In a significant step forward in the fight against COVID-19, the NextCOVE study has commenced in Bradford, with the recruitment of its first participants. The trial, based at the Patient Recruitment Centre (PRC) of Bradford Teaching Hospitals NHS Foundation Trust, aims to evaluate the effectiveness of a smaller, booster dose of the Moderna vaccine in providing protection against COVID-19 infection.
The maiden volunteers for the trial were Helen Bousfield, a medical secretary at the Trust, and her 12-year-old daughter, Evie. Consultant Paediatrician Dr Anil Shenoy is spearheading the research, which seeks to enrol a minimum of 70 participants, comprising at least 20 young individuals aged 12 to 18 and a minimum of 50 adults aged 18 to 60 and above. Urgent calls are being made, especially to the younger age group, encouraging them to come forward and participate in the trial.
Dr Shenoy expressed his enthusiasm about the trial, emphasising the proven efficacy of vaccines in preventing illness among both adults and children. He stated, “This COVID vaccination study employs a smaller dose compared to previous vaccines. I would encourage adults and children aged over 12 years to take part in this trial.”
All participants, regardless of age, must have received at least one prior COVID vaccination to be eligible for the study. This previous vaccination does not have to be the Moderna vaccine, as any approved COVID vaccine will suffice.
Dr Shenoy explained the primary objective of the trial, stating, “We aim to determine if a smaller booster dose offers the same level of protection against the virus as the original COVID vaccines. We will evaluate if the booster is equally effective in generating an antibody response.” He also highlighted the unique features of the Moderna vaccine, such as its longer shelf life and the absence of refrigeration requirements, making it more convenient for administration.
Participants in the trial will receive the booster dose and undergo periodic assessments after one month, three months, six months, and finally after one year. These evaluations will examine the levels of antibodies produced and monitor potential side effects.
The long-term vision of the study is to develop an annual COVID booster vaccination, potentially available from autumn or winter 2024 onwards. Dr Shenoy likened the booster’s administration to the widely conducted flu jab, stating, “If the booster dose is found to be effective in protecting us against the virus, the plan is to give it every year to anyone aged 12 and above, just as we do with the flu jab.”
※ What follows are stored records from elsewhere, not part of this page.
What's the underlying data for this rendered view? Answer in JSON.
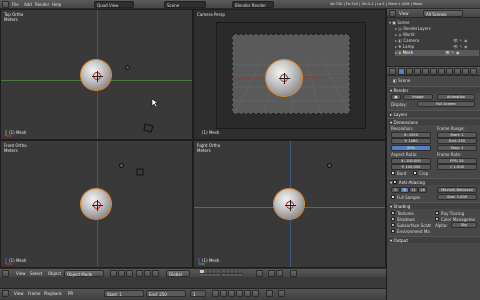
{
  "topbar": {
    "menus": [
      "File",
      "Add",
      "Render",
      "Help"
    ],
    "layout": "Quad View",
    "scene": "Scene",
    "engine": "Blender Render",
    "stats": "Ve:730 | Fa:740 | Ob:3-1 | La:1 | Mem:1.45M | Mesh",
    "view_label": "View",
    "all_scenes": "All Scenes"
  },
  "viewports": {
    "top_left": {
      "title": "Top Ortho",
      "units": "Meters",
      "object": "(1) Mesh"
    },
    "top_right": {
      "title": "Camera Persp",
      "object": "(1) Mesh"
    },
    "bottom_left": {
      "title": "Front Ortho",
      "units": "Meters",
      "object": "(1) Mesh"
    },
    "bottom_right": {
      "title": "Right Ortho",
      "units": "Meters",
      "object": "(1) Mesh"
    }
  },
  "header3d": {
    "menus": [
      "View",
      "Select",
      "Object"
    ],
    "mode": "Object Mode",
    "pivot": "Global"
  },
  "timeline": {
    "menus": [
      "View",
      "Frame",
      "Playback"
    ],
    "pr": "PR",
    "start": "Start: 1",
    "end": "End: 250",
    "current": "1"
  },
  "outliner": {
    "rows": [
      "Scene",
      "RenderLayers",
      "World",
      "Camera",
      "Lamp",
      "Mesh"
    ]
  },
  "properties": {
    "scene_label": "Scene",
    "render_header": "Render",
    "render_btns": [
      "Image",
      "Animation"
    ],
    "display_label": "Display:",
    "display_value": "Full Screen",
    "layers_header": "Layers",
    "dimensions_header": "Dimensions",
    "resolution_label": "Resolution:",
    "res_x": "X: 1920",
    "res_y": "Y: 1080",
    "res_pct": "50%",
    "frame_range_label": "Frame Range:",
    "start": "Start: 1",
    "end": "End: 250",
    "step": "Step: 1",
    "aspect_label": "Aspect Ratio:",
    "asp_x": "X: 100.000",
    "asp_y": "Y: 100.000",
    "fps_label": "Frame Rate:",
    "fps": "FPS: 24",
    "time": "/: 1.000",
    "border": "Bord",
    "crop": "Crop",
    "aa_header": "Anti-Aliasing",
    "aa_samples": [
      "5",
      "8",
      "11",
      "16"
    ],
    "aa_filter": "Mitchell-Netravali",
    "full_sample": "Full Sample",
    "aa_size": "Size: 1.000",
    "shading_header": "Shading",
    "textures": "Textures",
    "ray_tracing": "Ray Tracing",
    "shadows": "Shadows",
    "color_mgmt": "Color Manageme",
    "sss": "Subsurface Scatt",
    "alpha_label": "Alpha:",
    "alpha_value": "Sky",
    "env_map": "Environment Ma",
    "output_header": "Output"
  },
  "colors": {
    "selection": "#e78a2a",
    "x_axis": "#b8322f",
    "y_axis": "#4a7a3a",
    "accent_blue": "#5680c2"
  }
}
He urged individuals to participate in the trial, highlighting the importance of ongoing research and protection against the evolving nature of the virus. Dr Shenoy asserted, “The virus has not gone away. It is evolving all the time, and we don’t know what COVID will look like in the winter of 2023/24 and beyond. Developing an effective booster is the way forward in protecting ourselves.”
Helen Bousfield, one of the trial participants, emphasised the significance of continuing vaccine research and the potential benefits for future generations. She said, “I think the study is really important to continue to produce vaccines. Whether it’s COVID or other things, it’s really important to continue to work on vaccines. Hopefully, us taking part will go on to help lots of other people in the future.”
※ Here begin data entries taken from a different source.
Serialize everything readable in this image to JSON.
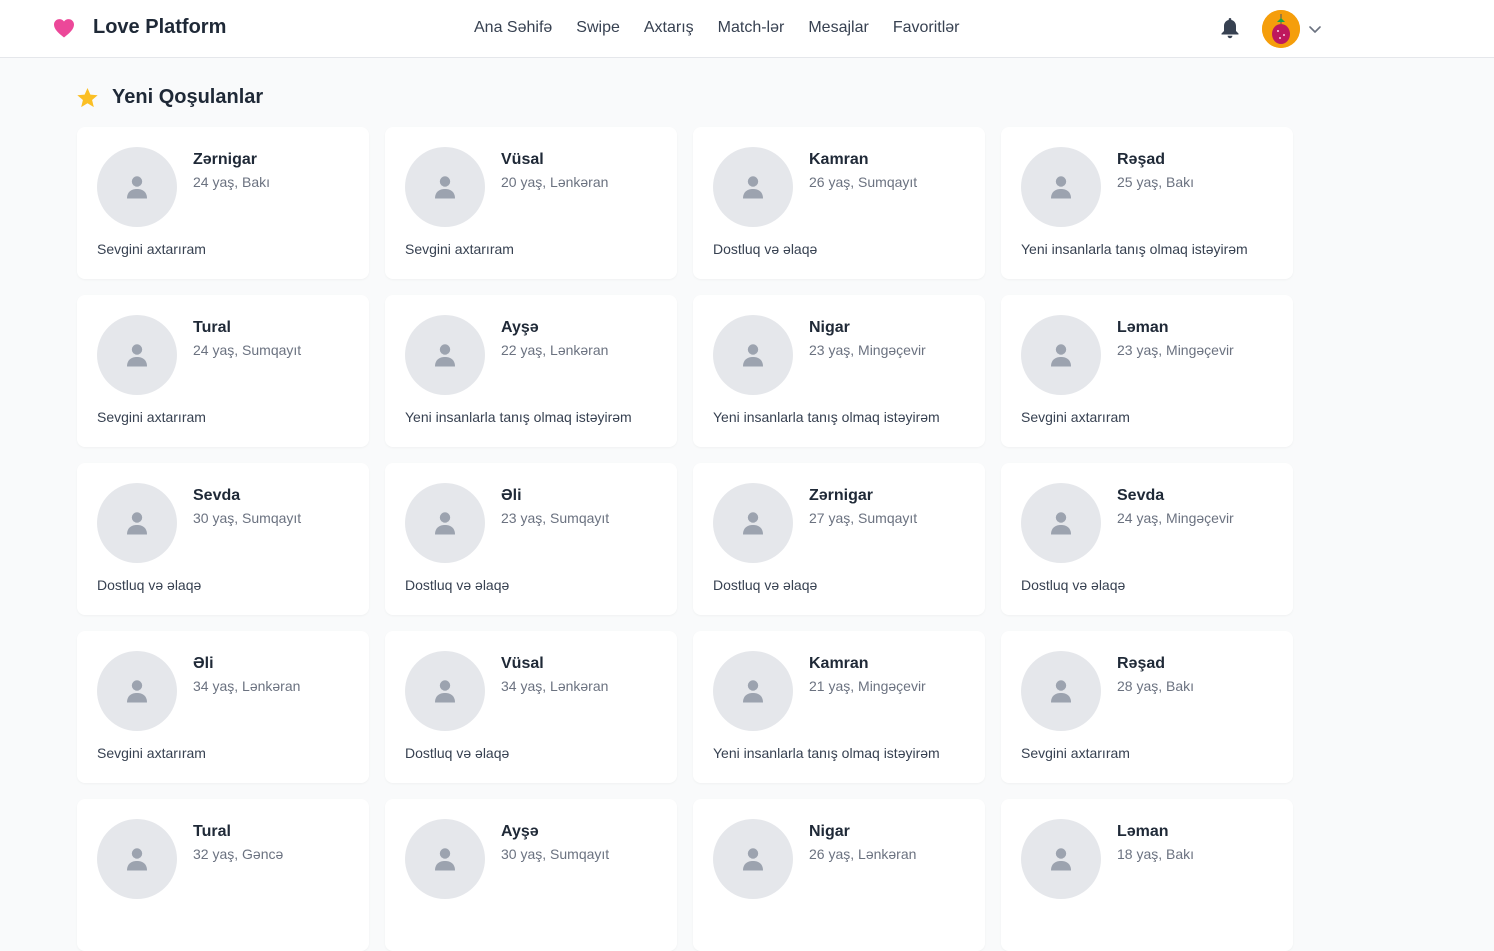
{
  "brand": {
    "name": "Love Platform",
    "icon": "heart-icon",
    "color": "#ec4899"
  },
  "nav": [
    {
      "label": "Ana Səhifə"
    },
    {
      "label": "Swipe"
    },
    {
      "label": "Axtarış"
    },
    {
      "label": "Match-lər"
    },
    {
      "label": "Mesajlar"
    },
    {
      "label": "Favoritlər"
    }
  ],
  "header": {
    "notification_icon": "bell-icon",
    "avatar_icon": "user-avatar",
    "menu_icon": "chevron-down-icon"
  },
  "section": {
    "title": "Yeni Qoşulanlar",
    "icon": "star-icon",
    "icon_color": "#fbbf24"
  },
  "profiles": [
    {
      "name": "Zərnigar",
      "meta": "24 yaş, Bakı",
      "bio": "Sevgini axtarıram"
    },
    {
      "name": "Vüsal",
      "meta": "20 yaş, Lənkəran",
      "bio": "Sevgini axtarıram"
    },
    {
      "name": "Kamran",
      "meta": "26 yaş, Sumqayıt",
      "bio": "Dostluq və əlaqə"
    },
    {
      "name": "Rəşad",
      "meta": "25 yaş, Bakı",
      "bio": "Yeni insanlarla tanış olmaq istəyirəm"
    },
    {
      "name": "Tural",
      "meta": "24 yaş, Sumqayıt",
      "bio": "Sevgini axtarıram"
    },
    {
      "name": "Ayşə",
      "meta": "22 yaş, Lənkəran",
      "bio": "Yeni insanlarla tanış olmaq istəyirəm"
    },
    {
      "name": "Nigar",
      "meta": "23 yaş, Mingəçevir",
      "bio": "Yeni insanlarla tanış olmaq istəyirəm"
    },
    {
      "name": "Ləman",
      "meta": "23 yaş, Mingəçevir",
      "bio": "Sevgini axtarıram"
    },
    {
      "name": "Sevda",
      "meta": "30 yaş, Sumqayıt",
      "bio": "Dostluq və əlaqə"
    },
    {
      "name": "Əli",
      "meta": "23 yaş, Sumqayıt",
      "bio": "Dostluq və əlaqə"
    },
    {
      "name": "Zərnigar",
      "meta": "27 yaş, Sumqayıt",
      "bio": "Dostluq və əlaqə"
    },
    {
      "name": "Sevda",
      "meta": "24 yaş, Mingəçevir",
      "bio": "Dostluq və əlaqə"
    },
    {
      "name": "Əli",
      "meta": "34 yaş, Lənkəran",
      "bio": "Sevgini axtarıram"
    },
    {
      "name": "Vüsal",
      "meta": "34 yaş, Lənkəran",
      "bio": "Dostluq və əlaqə"
    },
    {
      "name": "Kamran",
      "meta": "21 yaş, Mingəçevir",
      "bio": "Yeni insanlarla tanış olmaq istəyirəm"
    },
    {
      "name": "Rəşad",
      "meta": "28 yaş, Bakı",
      "bio": "Sevgini axtarıram"
    },
    {
      "name": "Tural",
      "meta": "32 yaş, Gəncə",
      "bio": ""
    },
    {
      "name": "Ayşə",
      "meta": "30 yaş, Sumqayıt",
      "bio": ""
    },
    {
      "name": "Nigar",
      "meta": "26 yaş, Lənkəran",
      "bio": ""
    },
    {
      "name": "Ləman",
      "meta": "18 yaş, Bakı",
      "bio": ""
    }
  ]
}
Individuals interested in participating in the trial are encouraged to contact the PRC at 01274 383383 or via email at PRC.Bradford@bthft.nhs.uk. For further opportunities to engage in research, interested individuals can join the City of Research – Research As One registry by signing up at https://cityofresearch.org/click-to-join/. Additional information on the Patient Recruitment Centre in Bradford can be found on their website: https://local.nihr.ac.uk/prc/bradford/.